I asked what he had done in the basement and he swore under his breath. He went back downstairs and when he came back we were connected. Apparently he disconnected something downstairs and forgot to re-connect it. He did something and said I still needed to do the computer portion of it.

He wrote up our ticket and I thought he was charging us for the service call, but he said he was treating it as a troubleshooting call after all. I gave him a Christmas Cracker and he gave me his name (Roland) and his cell phone number in case we needed help within the next half hour and then he left.

A few moments later the doorbell rang and he was back and said he decided to do more for us, no charge. So he did the computer stuff and we were really up and running. I was so impressed I handed him a $20 bill out of gratitude.

We went out to dinner and my niece and kids used the connection that evening.

In the morning however, we could no longer connect to the internet and the correct lights were not flashing on the modem.

So I called Comcast again. This time two technicians came out. They used a device that measured something on the cable cord and said that it was very low -19 units. They fiddled around and got it up to +5. I mentioned that the guy last night said the best thing would be to have a direct connection and they concurred. I asked if they could do that, knowing it would cost money. They said it would not cost anything (Roland lied?) and the hooked it up for us. As far as I know, the connection is still working great.

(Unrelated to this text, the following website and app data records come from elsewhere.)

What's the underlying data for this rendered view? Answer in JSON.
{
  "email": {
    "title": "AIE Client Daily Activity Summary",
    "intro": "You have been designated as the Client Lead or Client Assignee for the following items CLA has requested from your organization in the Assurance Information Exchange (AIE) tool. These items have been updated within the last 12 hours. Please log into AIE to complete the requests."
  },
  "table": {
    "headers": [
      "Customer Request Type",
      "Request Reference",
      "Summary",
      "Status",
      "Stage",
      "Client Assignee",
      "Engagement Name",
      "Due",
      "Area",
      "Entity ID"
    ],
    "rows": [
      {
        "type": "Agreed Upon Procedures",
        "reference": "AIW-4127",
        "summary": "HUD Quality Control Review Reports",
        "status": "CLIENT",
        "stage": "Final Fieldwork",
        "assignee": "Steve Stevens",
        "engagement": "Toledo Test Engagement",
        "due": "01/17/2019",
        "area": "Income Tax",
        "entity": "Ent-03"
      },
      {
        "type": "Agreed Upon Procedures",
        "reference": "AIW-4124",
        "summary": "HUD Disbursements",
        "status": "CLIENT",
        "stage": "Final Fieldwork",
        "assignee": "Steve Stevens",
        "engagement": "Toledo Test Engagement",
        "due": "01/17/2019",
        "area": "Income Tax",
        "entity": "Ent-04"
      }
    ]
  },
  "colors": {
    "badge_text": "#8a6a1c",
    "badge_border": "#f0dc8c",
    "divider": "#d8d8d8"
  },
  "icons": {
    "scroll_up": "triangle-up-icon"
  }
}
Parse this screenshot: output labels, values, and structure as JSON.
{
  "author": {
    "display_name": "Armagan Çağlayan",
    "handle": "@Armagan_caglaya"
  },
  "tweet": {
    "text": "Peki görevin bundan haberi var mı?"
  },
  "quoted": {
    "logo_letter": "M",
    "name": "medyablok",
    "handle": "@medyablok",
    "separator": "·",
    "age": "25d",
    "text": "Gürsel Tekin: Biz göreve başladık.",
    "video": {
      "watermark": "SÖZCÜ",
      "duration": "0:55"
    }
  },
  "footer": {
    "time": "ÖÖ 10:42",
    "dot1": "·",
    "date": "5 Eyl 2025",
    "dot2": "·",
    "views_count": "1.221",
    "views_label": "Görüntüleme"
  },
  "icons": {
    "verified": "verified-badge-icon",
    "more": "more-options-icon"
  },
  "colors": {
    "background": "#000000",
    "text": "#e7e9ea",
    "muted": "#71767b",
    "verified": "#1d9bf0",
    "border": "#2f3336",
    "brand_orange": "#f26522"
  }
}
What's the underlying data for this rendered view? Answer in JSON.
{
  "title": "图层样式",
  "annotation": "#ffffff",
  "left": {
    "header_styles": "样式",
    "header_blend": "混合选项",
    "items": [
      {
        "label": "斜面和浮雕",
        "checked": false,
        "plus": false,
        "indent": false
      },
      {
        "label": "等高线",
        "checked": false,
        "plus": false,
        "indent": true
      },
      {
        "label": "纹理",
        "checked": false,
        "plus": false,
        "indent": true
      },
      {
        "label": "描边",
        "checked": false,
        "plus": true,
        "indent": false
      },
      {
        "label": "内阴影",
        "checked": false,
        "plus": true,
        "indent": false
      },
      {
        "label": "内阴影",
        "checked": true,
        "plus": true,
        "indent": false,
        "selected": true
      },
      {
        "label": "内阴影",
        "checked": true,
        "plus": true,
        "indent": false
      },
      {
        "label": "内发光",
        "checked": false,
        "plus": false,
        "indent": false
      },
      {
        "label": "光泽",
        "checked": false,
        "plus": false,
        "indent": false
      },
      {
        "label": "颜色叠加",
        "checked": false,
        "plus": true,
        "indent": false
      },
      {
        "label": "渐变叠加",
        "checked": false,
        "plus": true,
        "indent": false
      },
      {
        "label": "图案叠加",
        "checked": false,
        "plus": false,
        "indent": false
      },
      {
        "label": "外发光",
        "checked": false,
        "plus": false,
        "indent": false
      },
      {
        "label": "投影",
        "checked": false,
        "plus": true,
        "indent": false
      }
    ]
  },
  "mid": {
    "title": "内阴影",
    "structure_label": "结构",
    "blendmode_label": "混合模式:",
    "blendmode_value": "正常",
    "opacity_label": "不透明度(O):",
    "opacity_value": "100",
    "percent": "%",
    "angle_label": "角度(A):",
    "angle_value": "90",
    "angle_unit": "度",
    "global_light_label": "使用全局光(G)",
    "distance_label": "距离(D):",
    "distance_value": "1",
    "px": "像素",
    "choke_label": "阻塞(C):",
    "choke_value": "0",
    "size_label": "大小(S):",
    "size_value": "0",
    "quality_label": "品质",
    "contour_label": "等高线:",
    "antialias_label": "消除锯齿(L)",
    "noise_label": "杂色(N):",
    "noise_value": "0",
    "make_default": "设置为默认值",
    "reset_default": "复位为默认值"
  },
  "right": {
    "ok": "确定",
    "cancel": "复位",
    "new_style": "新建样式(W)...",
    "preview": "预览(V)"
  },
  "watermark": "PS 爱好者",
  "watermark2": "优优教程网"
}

Now for the TV issues. The On Demand aspect of the Cable interface was not reliable. Sometimes it worked but often it resulted in an error message directing us to call the cable company. After the technicians left that day my dad wanted a movie, but we got the error message so I once again called 1-800-comcast and once again made an appointment for technicians to come out. This time mom dealt with them and by the time I got home the cable was fixed. But for how long? I've since returned home to Maryland and have not spoken to my folks so I don't know if they are still ok, or if the cable is acting up again.